Traditional brokerage accounts, on the other hand, don’t have the same taxes and penalties associated with them. You’ll have to pay capital gains taxes on any earnings you’ve made, but the money in those accounts is available to you whenever you need it. That makes these accounts attractive to investors who want to build up savings for retirement but want to have the flexibility to be able to draw on some of that money in case of an emergency.
Advantages of Tax-Advantaged Retirement Accounts
The major advantage of tax-advantaged retirement accounts such as IRAs and 401(k)s is that they are sheltered from taxes. Traditional IRA and 401(k) accounts allow you to use pre-tax dollars to make investments. Those investments grow tax-free until the time comes to take a distribution.
Because contributions to IRAs and 401(k)s come before taxes, they reduce your taxable income in the present. Contributions to an IRA can even be tax-deductible in some cases. And by not having to pay capital gains taxes every year on earnings and dividends, tax-advantaged retirement accounts allow you to grow your wealth for decades unimpeded by taxes, which would otherwise take a huge bite out of your earnings.
Roth retirement accounts are tax-advantaged in a different way, being funded through after-tax dollars but then growing tax-free and not being taxed at all at distribution time. And as long as you’ve held a Roth IRA account for 5 years you won’t be penalized for withdrawing your contributions before you turn 59 ½. The only penalties and taxes come if you try to withdraw earnings before you turn 59 ½.
Another major advantage of tax-advantaged accounts is the ability to perform rollovers of your assets. If you have an old employer-sponsored 401(k) account that isn’t doing well, or if you have an IRA account that you want to put to better use, you can roll over those assets into another tax-advantaged retirement account.

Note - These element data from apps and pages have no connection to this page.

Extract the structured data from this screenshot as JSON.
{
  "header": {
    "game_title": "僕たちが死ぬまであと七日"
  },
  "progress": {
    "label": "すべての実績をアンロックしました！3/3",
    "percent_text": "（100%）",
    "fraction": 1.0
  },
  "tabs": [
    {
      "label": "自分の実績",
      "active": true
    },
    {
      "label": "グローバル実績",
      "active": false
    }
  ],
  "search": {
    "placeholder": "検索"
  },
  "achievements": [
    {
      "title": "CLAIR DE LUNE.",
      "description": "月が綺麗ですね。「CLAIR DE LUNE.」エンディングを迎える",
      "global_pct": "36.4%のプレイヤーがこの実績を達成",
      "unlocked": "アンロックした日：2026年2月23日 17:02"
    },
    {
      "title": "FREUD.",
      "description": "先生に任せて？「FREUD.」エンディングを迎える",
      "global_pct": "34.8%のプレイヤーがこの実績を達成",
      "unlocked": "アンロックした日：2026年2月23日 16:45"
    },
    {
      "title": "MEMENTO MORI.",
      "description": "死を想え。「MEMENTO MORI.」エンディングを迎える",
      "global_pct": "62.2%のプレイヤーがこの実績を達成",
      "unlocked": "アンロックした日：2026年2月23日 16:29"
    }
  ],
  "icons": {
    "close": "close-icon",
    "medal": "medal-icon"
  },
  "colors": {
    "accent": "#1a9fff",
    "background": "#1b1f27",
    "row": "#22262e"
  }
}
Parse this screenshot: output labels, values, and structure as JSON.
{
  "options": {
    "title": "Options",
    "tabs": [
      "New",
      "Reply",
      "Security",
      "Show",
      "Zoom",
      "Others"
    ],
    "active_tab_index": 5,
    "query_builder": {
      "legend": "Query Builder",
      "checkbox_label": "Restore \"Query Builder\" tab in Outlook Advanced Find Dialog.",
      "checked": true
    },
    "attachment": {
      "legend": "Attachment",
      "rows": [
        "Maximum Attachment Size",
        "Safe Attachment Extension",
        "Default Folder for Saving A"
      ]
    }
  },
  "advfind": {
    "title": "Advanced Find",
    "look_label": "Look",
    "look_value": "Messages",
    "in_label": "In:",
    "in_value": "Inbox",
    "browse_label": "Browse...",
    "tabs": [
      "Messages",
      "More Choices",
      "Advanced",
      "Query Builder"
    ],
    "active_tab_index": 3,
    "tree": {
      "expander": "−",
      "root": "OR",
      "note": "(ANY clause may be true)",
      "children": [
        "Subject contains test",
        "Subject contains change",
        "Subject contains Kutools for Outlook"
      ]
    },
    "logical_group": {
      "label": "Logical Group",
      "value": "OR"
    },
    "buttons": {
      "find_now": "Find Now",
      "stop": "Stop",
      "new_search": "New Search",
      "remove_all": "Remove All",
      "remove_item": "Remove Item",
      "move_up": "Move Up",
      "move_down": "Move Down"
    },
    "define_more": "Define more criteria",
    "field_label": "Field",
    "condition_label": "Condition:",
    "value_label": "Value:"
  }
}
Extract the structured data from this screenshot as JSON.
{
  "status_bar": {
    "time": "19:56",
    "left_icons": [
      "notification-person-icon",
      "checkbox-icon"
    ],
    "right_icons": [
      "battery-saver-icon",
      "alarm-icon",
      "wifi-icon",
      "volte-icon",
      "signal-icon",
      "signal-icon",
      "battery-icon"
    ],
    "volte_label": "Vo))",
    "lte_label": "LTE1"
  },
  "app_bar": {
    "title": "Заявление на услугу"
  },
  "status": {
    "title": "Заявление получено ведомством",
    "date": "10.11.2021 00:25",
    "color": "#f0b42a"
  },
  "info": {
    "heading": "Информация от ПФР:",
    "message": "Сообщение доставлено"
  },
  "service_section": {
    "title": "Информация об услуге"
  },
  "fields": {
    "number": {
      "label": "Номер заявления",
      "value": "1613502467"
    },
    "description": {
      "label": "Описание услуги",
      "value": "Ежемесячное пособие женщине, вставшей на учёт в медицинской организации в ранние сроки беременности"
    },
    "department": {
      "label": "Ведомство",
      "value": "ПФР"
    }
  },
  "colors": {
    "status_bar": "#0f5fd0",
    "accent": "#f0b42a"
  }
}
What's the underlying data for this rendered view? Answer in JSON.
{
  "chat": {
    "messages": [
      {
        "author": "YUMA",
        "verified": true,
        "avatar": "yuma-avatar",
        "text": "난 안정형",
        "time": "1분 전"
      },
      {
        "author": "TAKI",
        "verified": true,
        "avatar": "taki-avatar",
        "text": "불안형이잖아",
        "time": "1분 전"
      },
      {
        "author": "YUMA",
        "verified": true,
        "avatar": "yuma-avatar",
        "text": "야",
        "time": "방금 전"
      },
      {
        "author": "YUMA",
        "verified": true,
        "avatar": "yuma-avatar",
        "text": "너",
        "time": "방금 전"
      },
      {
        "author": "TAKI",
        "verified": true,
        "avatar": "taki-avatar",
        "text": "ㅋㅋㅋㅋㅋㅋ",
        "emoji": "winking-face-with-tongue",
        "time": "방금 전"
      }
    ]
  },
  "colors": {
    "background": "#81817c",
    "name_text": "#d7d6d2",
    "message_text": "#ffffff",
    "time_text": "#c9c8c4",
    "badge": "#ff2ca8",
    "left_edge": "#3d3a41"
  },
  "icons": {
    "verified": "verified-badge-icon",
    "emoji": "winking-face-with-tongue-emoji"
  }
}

Many investors take advantage of that to diversify their portfolios, investing in assets that they otherwise might not be able to invest in, like gold and silver. Rolling over assets from a 401(k) to a gold IRA account allows investors to take advantage of gold’s ability to safeguard retirement assets against inflation and financial crisis while still maintaining the same tax treatment.
Trying to do the same thing with assets in a traditional brokerage account would result in a taxable event, requiring payment of capital gains taxes, thus reducing the amount of money that could then be invested in gold. That ability to roll over assets tax-free is the other major advantage of tax-advantaged retirement accounts. Being taxed every time you try to diversify your portfolio or make a change in investment strategy can eat into your investment earnings, and tax-advantaged retirement accounts can prevent that from happening.
Diversification Is Key
As with anything else investment-related, diversification is key. If you’re worried about the lack of flexibility with tax-advantaged accounts then split your savings between tax-advantaged and non-tax-advantaged accounts. But at the minimum be sure to take maximum advantage of any employer-offered matching contributions to a 401(k) plan, as failing to do so means leaving free money on the table.
Ultimately the decisions about how much to invest in tax-advantaged versus non-tax-advantaged accounts is a personal one that investors need to figure out for themselves. But given the advantages that tax-advantaged accounts offer, they’re too important an investment tool for investors to overlook completely.